**Material provided**
++++++

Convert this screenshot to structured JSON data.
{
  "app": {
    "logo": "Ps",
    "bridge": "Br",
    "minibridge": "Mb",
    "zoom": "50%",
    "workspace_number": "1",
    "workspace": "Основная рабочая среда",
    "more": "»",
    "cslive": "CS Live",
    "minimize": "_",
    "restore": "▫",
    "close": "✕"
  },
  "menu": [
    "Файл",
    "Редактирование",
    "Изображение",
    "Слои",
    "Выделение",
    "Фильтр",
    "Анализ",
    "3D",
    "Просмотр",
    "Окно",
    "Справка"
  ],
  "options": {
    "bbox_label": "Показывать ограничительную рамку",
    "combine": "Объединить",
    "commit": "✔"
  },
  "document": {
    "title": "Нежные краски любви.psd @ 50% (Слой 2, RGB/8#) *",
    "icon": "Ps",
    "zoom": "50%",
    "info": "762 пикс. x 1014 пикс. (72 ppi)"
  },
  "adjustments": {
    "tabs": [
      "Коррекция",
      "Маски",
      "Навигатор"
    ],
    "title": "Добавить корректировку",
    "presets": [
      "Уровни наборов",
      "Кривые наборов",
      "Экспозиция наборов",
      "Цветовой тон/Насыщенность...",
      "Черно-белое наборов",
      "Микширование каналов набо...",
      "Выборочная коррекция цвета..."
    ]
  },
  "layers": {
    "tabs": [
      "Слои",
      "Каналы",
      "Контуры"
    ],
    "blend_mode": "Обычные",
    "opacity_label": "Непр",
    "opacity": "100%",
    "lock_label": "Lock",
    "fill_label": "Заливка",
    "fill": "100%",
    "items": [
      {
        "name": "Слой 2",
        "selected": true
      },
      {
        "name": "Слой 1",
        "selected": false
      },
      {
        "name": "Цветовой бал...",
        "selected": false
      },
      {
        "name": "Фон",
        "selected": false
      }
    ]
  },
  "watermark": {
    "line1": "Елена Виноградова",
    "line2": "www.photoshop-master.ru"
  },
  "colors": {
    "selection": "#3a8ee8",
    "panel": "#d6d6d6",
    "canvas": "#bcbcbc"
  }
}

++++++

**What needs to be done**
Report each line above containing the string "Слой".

**Answer**
    "title": "Нежные краски любви.psd @ 50% (Слой 2, RGB/8#) *",
        "name": "Слой 2",
        "name": "Слой 1",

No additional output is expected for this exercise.